As a result of the above, on August 29, 2012, agents with HSI obtained and executed a federal search warrant at the Shoe Farm located at 20370 Avenue 232 in Lindsay, California. During the search of the business, agents located and seized 295 NFL jerseys bearing the Reebok trademark logo, 19 NFL jerseys bearing the Nike trademark logo, and 21 NFL jerseys bearing the Mitchell & Ness trademark logo.

Interview of Sami Ali Muthana

Utilizing his California Driver's License, agents identified one of the employees as Sami Ali Muthana (hereafter "Sami"). Sami was subsequently read his Miranda rights. He waived his rights verbally and in writing, and agreed to speak with agents.

During the post Miranda interview with Sami, he admitted that he was 33% owner of the Chevron and the Shoe Farm (both businesses are located in the same building). Sami advised agents that the other owners of the business were Muneer Muqbel Saeed and Saleh Muqbel Saeed, each with a 33% ownership. When asked about the Shoe Farm, Sami advised that Saleh Muqbel Saeed took care of the Shoe Farm. Sami advised that Saleh Muqbel Saeed utilizes a van to bring merchandise from the Los Angeles area which he orders via the internet. Sami stated that Saleh Muqbel Saeed lives in Porterville and generally travels once or twice a month to Los Angeles to pick up merchandise, depending on how busy the Shoe Farm is.

Interview of Christian Elizabeth Chavez

Agents then made contact with another employee of Shoe Farm who was identified at Christina Elizabeth Chavez (hereafter "Christina") and advised her of her Miranda rights. Christina agreed to speak with agents. Christina stated that she had been working at the Shoe Farm off and on since 2008, and that her main duties included running the cash register and cleaning the store. Christian stated that Saleh Muqbel Saeed ordered the merchandise for Shoe Farm and that when merchandise would arrive via United Parcel Services (UPS), the parcels were addressed to Saleh Muqbel Saeed. Christina stated that the deliveries occurred once a week and sometimes once every two weeks.

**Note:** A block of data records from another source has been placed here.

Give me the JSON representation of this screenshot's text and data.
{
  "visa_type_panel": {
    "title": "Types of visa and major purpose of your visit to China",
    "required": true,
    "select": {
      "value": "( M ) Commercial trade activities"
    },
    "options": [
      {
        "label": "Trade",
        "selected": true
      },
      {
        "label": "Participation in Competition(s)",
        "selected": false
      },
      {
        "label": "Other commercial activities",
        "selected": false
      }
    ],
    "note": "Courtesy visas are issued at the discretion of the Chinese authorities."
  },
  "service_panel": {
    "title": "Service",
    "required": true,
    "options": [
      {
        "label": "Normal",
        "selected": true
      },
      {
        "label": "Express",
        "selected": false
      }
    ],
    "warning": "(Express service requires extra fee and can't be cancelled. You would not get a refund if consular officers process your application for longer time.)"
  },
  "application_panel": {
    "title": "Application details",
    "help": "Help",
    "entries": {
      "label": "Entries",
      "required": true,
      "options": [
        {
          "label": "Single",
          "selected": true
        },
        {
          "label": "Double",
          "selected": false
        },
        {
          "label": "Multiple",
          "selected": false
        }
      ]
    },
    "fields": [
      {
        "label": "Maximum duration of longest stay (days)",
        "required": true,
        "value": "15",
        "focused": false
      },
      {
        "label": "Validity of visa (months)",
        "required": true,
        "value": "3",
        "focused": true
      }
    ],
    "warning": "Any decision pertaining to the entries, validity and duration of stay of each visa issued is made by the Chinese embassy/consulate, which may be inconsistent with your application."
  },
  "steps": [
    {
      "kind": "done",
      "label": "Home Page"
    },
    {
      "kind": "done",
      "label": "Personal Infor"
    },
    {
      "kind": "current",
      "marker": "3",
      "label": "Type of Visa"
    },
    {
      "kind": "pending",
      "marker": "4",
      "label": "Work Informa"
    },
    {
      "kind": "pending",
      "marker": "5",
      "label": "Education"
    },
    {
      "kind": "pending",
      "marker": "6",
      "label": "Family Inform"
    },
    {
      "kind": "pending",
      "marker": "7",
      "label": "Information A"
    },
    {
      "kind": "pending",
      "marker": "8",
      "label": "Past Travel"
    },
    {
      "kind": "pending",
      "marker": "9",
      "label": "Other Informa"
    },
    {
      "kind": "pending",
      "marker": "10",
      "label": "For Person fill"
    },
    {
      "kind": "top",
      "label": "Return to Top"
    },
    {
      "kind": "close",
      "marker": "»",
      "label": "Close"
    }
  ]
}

When asked the price of the jerseys, Christina stated that the Reebok Jerseys sold for $69.00 and the Nike jerseys sold for $89.00. Christina also advised that Saleh Muqbel Saeed was the manager and owner of Shoe Farm and that on average ...


Buy This Entire Record For $7.95

Download the entire decision to receive the complete text, official citation,
docket number, dissents and concurrences, and footnotes for this case.

Learn more about what you receive with purchase of this case.